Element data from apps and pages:

————————

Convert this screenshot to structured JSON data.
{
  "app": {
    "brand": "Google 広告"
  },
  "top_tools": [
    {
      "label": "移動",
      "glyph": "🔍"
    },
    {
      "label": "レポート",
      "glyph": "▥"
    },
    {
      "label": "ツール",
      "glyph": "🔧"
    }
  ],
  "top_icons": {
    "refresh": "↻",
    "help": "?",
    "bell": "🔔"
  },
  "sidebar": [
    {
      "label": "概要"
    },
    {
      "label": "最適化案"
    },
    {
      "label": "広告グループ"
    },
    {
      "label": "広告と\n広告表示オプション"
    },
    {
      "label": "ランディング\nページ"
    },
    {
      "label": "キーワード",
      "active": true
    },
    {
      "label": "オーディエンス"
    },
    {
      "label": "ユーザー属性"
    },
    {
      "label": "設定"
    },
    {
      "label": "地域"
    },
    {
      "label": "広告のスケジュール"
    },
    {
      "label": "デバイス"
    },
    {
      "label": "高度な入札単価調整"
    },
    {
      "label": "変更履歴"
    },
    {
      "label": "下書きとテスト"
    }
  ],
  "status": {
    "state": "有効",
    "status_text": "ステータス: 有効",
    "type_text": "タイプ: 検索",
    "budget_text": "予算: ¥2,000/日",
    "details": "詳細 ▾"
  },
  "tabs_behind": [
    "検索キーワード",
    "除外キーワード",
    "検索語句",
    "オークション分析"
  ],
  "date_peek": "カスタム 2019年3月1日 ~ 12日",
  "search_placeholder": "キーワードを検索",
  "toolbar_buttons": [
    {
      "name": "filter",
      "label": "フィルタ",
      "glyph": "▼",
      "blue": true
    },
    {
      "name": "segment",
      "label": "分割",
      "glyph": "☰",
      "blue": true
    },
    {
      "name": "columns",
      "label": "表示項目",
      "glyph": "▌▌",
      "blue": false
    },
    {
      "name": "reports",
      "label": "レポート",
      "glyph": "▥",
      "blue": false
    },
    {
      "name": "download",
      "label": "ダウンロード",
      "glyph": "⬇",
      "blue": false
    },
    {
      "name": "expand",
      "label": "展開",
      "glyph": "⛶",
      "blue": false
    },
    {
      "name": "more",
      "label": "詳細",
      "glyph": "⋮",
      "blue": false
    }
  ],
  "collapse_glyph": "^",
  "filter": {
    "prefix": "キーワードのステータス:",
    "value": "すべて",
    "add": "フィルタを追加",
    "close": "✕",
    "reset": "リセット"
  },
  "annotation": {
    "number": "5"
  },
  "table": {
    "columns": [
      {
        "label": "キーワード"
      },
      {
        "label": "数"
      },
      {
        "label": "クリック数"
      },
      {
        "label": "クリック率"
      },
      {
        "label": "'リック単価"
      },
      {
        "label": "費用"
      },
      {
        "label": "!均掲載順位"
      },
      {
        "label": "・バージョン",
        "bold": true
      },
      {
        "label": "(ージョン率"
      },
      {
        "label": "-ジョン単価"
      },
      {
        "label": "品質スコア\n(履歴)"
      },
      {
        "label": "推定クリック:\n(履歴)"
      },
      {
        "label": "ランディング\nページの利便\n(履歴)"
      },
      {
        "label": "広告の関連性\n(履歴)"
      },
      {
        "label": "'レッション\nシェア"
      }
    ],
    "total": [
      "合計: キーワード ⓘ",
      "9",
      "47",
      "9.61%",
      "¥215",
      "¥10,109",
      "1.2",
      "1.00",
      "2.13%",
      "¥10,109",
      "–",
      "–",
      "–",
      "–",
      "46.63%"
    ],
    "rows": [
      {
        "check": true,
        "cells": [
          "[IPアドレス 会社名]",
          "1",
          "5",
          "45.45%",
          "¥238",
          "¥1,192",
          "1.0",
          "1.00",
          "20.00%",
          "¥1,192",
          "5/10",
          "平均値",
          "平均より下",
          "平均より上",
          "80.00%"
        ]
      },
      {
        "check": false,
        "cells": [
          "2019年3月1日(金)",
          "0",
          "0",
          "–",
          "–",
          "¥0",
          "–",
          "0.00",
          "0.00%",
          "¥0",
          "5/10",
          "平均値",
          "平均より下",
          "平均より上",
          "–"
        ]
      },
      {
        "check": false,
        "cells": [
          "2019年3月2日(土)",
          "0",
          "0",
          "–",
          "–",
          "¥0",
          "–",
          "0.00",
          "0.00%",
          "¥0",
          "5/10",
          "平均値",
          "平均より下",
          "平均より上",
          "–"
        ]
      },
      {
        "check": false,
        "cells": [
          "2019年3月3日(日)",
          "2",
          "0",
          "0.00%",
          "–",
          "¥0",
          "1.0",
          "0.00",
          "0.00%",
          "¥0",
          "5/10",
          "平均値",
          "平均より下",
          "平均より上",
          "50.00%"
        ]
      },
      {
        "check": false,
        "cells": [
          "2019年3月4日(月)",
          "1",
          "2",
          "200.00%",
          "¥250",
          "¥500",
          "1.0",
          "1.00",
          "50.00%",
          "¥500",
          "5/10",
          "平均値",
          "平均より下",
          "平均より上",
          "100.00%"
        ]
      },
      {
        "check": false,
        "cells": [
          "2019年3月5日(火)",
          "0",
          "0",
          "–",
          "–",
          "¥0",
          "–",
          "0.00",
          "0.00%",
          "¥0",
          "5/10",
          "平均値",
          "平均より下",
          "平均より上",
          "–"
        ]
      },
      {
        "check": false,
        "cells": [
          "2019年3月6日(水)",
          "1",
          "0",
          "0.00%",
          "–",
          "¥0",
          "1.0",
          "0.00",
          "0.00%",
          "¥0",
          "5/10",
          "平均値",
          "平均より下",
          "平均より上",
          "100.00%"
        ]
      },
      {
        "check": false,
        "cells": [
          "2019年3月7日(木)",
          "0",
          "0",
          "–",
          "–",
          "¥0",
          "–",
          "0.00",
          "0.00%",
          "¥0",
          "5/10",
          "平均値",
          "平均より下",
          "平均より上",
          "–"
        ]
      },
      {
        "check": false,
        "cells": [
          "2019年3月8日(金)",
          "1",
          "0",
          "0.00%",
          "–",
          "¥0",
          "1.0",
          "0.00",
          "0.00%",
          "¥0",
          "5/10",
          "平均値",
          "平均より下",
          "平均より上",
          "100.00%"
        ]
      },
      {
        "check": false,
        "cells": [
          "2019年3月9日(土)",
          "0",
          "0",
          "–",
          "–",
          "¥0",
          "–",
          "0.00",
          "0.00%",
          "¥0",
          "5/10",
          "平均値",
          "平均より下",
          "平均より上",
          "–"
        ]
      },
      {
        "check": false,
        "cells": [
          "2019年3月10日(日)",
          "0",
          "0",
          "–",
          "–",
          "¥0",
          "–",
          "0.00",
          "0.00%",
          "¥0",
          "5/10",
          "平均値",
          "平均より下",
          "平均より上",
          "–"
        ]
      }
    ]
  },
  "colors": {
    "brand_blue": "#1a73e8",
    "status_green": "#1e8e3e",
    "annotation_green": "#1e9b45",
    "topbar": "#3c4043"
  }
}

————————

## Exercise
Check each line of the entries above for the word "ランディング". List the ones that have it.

## Output of the exercise
      "label": "ランディング\nページ"
        "label": "ランディング\nページの利便\n(履歴)"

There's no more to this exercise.